Recently, the College of Nursing increased its research awards by 64 percent and achieved its goal of raising both public and private funding by 40 percent – resulting in the highest percentage jump for a single college in research funding at USF for FY 2007-2008. The University’s overall research funding for FY2007/2008 rose by 17 percent over the previous fiscal year.

Dr. Burns further strengthened the College’s research endeavors by establishing a Biobehavioral Laboratory. Scheduled for completion this year, the laboratory will support the Research Center and the College’s Center for Psychoneuroimmunology (PNI). Occupying more than 2,000-square-foot of space, it will house state-of-the art equipment for conducting blood assays, such as inflammatory markers, stress hormones, proteomics, and RNA and DNA analyses. The facility will also include multiple patient rooms for conducting physical examinations, clinical measurements, and treatments for health care and research purposes. Enabled by the College’s productive research environment and clinical partnerships, the PNI Center pursues research, education, and the translation of knowledge into clinical practice.

The College of Nursing’s collaborative structure encourages a community of scholars and clinicians interested in related topics. This benefits the college by providing a framework for research studies and partnerships. Ultimately, this strong research foundation benefits patients through evidence-based clinical care — another way Dr. Burns’ leadership has profoundly influenced healthcare in the Tampa Bay community.

Continued community support and individual contributions are vital to the future of the College of Nursing. As dean, Dr. Burns fostered a large increase in financial donations to the College; endowments have grown by more than $5 million during her 12-year tenure.

Building National Prominence
The College has received national support and accolades as well. The USF Master’s Program in Nursing was recently ranked 72 by U.S News and World Report — a large jump from 115 scored when the program was last ranked in 2003. The USF profile included in the 2009 Princeton Review “Best 368 Colleges” praises the College of Nursing. Among the candid comments of USF students surveyed for the book: “There’s a great nursing program.”

USF’s nursing programs have steadily flourished to accommodate a growing student population.
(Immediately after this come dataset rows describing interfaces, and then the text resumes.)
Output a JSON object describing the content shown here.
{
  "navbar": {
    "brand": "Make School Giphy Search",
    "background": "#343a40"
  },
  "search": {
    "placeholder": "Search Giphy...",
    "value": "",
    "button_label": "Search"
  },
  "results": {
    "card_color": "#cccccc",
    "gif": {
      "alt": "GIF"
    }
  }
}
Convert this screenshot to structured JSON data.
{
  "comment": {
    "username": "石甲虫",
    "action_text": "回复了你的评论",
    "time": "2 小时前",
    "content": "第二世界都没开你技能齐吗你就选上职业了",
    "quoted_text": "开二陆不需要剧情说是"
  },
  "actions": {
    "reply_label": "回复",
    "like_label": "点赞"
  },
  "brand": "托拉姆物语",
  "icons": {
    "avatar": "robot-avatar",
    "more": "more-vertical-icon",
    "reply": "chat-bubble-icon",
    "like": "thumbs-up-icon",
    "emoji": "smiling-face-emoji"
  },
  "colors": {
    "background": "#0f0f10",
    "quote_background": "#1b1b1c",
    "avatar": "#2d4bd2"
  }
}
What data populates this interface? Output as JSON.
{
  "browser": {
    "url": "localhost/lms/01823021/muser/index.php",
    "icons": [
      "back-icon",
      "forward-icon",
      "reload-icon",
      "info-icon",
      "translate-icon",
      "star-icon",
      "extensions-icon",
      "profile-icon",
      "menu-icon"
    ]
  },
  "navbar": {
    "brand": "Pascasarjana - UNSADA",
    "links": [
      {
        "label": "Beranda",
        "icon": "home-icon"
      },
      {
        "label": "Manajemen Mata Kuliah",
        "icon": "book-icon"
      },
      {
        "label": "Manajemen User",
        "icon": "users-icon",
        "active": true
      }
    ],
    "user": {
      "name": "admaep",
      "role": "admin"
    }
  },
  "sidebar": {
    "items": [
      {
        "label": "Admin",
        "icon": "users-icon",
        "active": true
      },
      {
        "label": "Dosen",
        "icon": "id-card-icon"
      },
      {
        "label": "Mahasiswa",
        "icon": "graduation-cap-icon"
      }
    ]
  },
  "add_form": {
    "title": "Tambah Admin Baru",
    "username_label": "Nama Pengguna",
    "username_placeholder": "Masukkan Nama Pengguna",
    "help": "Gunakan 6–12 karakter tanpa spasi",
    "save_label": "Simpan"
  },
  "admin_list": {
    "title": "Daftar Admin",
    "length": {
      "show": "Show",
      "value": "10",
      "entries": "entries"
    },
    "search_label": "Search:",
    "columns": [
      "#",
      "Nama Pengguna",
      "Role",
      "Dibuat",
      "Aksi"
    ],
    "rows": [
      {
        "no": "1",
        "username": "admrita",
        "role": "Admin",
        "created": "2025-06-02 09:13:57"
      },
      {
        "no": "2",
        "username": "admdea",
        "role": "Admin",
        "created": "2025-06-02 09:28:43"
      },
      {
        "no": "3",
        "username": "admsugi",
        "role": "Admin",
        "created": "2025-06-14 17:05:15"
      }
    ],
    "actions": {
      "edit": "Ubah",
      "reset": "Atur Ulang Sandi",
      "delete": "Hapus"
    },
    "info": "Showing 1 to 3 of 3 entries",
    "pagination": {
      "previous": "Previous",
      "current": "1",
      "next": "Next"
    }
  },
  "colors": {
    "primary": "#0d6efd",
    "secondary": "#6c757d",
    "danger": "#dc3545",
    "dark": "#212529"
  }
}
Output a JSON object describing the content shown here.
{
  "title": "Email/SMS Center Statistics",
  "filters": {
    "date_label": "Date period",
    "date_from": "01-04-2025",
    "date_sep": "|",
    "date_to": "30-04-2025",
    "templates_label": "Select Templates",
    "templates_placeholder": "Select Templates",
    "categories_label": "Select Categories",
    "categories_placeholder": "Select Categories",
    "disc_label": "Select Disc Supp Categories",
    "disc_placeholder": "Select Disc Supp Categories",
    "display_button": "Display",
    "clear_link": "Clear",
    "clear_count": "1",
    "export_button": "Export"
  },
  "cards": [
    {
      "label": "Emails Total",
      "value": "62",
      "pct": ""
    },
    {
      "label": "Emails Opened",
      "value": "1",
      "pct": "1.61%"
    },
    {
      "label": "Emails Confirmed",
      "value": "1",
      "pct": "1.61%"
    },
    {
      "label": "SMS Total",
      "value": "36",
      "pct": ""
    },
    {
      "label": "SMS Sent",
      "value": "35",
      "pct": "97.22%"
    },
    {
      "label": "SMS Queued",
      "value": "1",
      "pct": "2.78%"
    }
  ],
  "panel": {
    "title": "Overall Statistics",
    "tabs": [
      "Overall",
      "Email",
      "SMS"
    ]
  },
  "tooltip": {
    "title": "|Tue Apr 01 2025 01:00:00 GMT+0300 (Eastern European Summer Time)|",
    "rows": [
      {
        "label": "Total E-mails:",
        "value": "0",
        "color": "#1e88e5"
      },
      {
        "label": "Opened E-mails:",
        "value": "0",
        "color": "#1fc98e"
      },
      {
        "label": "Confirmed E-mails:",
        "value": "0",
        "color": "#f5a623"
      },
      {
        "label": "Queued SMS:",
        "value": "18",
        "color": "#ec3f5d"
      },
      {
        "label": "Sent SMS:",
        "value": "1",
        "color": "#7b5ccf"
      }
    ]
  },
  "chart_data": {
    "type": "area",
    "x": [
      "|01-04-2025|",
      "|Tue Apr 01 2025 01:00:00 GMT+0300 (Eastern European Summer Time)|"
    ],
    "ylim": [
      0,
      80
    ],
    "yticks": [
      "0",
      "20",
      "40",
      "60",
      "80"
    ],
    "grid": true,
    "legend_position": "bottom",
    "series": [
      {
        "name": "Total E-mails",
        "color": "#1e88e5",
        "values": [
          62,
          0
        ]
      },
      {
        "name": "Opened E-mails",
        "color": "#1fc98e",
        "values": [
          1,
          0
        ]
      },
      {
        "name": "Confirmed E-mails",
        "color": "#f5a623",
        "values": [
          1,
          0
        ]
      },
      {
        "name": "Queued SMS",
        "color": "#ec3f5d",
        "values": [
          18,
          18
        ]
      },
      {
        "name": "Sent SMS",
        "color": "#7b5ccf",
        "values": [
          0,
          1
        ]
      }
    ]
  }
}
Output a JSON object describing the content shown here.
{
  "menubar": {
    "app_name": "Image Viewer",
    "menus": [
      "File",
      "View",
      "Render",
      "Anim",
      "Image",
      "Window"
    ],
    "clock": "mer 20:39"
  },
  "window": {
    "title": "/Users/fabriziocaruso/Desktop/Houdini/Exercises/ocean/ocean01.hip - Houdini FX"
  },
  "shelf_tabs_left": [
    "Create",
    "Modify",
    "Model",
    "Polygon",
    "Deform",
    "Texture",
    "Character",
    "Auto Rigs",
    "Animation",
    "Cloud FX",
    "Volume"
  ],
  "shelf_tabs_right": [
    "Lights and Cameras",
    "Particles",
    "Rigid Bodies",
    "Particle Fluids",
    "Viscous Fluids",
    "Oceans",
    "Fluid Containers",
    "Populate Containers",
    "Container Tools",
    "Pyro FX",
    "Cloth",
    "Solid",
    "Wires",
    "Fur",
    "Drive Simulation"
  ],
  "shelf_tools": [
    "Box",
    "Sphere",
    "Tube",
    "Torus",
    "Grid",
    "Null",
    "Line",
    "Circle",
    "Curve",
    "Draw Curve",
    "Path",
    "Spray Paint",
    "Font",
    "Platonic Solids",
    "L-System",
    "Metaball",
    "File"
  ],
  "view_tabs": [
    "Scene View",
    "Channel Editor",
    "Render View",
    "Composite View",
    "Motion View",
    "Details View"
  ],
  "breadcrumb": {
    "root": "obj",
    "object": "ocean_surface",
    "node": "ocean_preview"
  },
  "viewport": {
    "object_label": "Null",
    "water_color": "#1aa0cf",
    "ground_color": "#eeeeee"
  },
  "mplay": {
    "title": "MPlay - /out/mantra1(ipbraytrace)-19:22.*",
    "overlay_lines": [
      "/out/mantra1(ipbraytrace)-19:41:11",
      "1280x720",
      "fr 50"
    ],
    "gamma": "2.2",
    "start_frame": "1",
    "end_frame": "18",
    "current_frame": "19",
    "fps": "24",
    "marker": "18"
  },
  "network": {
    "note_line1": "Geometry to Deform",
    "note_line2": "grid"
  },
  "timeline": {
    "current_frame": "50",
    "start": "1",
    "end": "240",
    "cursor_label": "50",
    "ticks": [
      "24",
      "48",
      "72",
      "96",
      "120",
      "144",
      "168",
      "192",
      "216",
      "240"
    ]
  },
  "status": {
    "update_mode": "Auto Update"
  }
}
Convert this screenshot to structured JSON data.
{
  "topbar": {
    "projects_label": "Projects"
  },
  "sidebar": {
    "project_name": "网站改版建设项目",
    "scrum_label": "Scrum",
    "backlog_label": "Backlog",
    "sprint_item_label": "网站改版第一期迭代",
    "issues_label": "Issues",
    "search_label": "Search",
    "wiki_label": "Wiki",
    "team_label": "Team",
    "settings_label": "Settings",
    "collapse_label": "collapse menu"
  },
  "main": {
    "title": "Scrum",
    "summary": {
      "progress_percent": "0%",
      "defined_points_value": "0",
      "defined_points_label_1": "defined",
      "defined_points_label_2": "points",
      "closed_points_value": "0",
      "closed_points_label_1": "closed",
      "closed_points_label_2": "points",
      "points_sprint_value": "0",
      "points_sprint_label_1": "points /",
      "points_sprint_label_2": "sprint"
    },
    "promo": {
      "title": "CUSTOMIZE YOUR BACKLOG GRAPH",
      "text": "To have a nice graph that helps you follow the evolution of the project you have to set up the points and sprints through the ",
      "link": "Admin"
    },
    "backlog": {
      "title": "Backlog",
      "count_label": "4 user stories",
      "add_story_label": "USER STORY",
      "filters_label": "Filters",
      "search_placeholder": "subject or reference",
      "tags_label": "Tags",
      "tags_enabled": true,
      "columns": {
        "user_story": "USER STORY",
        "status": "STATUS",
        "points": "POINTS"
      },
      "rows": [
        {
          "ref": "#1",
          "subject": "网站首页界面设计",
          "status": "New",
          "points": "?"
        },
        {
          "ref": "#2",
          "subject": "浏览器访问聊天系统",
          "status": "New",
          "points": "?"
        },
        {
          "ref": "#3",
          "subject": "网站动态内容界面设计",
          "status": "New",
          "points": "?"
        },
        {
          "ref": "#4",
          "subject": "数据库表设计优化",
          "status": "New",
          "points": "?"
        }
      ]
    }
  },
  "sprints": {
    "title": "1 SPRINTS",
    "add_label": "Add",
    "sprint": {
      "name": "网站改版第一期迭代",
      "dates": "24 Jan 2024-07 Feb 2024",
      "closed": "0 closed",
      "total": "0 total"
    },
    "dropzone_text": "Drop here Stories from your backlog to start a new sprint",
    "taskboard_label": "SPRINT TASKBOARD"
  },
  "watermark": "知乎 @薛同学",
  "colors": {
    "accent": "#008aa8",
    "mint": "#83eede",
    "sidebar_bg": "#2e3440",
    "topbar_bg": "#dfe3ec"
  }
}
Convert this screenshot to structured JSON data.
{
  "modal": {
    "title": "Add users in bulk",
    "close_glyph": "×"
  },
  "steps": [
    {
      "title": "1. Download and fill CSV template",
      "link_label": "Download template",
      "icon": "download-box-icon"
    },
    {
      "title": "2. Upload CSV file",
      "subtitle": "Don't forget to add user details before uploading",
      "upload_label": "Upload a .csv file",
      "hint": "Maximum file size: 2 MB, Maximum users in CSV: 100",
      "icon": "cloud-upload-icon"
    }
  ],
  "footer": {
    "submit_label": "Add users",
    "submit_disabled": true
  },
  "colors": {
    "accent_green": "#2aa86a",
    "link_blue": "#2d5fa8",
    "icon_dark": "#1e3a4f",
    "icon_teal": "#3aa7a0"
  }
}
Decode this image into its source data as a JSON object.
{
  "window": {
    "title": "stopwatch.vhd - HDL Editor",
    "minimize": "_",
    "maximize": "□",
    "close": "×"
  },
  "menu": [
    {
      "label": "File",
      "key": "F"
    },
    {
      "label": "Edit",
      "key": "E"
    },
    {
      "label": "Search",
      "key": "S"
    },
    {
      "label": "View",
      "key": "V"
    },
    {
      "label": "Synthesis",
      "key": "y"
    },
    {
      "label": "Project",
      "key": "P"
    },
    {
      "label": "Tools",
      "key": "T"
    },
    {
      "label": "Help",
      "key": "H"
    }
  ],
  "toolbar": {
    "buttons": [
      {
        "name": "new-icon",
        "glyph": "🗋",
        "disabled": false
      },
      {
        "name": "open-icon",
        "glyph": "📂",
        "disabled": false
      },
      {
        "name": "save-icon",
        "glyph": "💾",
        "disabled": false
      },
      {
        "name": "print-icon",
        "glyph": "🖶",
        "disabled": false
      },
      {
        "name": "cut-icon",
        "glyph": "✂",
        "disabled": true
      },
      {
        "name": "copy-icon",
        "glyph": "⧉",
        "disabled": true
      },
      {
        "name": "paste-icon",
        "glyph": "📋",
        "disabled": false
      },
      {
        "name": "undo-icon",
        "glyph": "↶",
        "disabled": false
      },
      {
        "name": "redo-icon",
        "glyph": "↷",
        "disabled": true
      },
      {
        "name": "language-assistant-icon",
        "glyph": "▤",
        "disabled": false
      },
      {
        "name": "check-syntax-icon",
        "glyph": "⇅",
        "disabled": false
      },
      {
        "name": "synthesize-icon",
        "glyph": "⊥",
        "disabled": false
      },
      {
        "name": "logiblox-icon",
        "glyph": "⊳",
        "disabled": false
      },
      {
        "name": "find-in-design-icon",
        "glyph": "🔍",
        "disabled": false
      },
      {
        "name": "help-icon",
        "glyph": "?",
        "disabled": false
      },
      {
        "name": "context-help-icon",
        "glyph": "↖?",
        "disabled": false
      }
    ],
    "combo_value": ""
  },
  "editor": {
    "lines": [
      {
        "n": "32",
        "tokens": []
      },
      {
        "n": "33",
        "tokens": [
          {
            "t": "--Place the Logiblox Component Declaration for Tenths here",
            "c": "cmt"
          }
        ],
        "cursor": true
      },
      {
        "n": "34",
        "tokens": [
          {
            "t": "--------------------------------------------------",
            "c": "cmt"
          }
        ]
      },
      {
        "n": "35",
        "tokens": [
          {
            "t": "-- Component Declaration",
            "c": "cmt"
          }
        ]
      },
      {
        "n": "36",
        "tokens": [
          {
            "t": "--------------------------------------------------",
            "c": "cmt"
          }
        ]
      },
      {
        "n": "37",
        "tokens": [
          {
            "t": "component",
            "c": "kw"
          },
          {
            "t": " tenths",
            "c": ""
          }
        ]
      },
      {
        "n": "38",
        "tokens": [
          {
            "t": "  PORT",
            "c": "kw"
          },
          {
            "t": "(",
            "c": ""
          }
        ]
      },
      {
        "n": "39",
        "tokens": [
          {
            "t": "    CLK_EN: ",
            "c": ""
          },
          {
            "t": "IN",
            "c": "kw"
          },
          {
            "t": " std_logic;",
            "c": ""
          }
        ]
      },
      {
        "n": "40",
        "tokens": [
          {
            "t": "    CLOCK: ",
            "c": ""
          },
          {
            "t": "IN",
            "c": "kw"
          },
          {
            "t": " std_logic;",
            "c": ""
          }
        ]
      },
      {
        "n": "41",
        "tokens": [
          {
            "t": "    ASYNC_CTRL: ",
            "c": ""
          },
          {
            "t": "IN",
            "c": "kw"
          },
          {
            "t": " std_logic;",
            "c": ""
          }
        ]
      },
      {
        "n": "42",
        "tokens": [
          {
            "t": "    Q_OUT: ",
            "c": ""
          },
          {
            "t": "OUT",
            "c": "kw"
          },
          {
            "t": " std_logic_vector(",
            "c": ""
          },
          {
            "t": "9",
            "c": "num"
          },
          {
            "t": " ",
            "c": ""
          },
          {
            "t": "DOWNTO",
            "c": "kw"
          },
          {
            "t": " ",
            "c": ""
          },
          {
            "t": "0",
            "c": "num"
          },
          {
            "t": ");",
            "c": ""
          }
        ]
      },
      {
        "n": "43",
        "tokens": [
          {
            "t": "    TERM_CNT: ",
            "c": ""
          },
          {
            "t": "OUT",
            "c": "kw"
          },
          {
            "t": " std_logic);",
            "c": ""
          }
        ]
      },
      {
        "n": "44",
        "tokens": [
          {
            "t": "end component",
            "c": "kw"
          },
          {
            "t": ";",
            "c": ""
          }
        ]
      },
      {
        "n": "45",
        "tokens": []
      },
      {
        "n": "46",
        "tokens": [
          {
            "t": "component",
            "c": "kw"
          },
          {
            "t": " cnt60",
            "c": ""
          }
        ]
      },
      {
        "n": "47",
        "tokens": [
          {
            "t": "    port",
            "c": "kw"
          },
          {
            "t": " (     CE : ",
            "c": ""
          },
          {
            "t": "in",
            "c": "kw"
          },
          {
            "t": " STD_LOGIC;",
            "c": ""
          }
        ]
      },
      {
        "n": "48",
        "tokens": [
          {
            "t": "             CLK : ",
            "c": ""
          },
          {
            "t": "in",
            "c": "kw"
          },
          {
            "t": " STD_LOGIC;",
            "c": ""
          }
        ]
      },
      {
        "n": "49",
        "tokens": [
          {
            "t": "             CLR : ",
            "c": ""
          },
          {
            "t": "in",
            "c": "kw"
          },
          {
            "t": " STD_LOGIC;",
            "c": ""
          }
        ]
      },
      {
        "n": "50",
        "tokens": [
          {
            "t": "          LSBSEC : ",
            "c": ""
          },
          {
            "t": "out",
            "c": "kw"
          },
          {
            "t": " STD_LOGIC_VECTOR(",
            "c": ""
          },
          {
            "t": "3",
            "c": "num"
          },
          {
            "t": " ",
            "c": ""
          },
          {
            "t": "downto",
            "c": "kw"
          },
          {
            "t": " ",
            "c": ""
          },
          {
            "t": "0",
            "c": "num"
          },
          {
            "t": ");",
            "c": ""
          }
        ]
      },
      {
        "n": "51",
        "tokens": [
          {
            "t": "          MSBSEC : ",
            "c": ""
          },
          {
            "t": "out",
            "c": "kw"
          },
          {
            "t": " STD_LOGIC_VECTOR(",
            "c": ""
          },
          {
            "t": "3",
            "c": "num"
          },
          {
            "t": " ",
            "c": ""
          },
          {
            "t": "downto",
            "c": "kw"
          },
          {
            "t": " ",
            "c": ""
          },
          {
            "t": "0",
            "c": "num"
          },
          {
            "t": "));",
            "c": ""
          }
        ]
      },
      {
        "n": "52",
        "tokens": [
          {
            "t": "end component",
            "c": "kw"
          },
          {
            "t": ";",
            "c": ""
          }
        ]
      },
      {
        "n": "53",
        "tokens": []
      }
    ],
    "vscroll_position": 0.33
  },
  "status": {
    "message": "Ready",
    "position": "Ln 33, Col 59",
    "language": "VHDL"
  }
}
As of Fall 2008 the College of Nursing had 1,888 students enrolled across its baccalaureate, masters, doctoral and continuing education programs – up from 628 students in Fall 1999. Dr. Burns oversaw the College of Nursing facility’s much needed physical expansion. Members of the College, University and community gathered to dedicate the new building in May 2005 and celebrated renovations that tripled the size of the College of Nursing facility, from 25,000 to 75,000 square feet.

In 2007, Dr. Burns launched the College on an exciting and momentous endeavor – a comprehensive five-year strategic planning process. Carefully constructed through student, faculty, staff, alumni and community involvement, the strategic plan has set the mission, vision, goals and values to help guide the College of Nursing to future success and prominence regionally, nationally and internationally.

As her lasting legacy Dean Patricia Burns leaves a successful, nationally-recognized College of Nursing built upon innovative education models, collaborative clinical partnerships, advanced practice graduate degree programs and a facilitative multi-disciplinary scientific research infrastructure.

– Story by Ashlea Hudak, College of Nursing Communications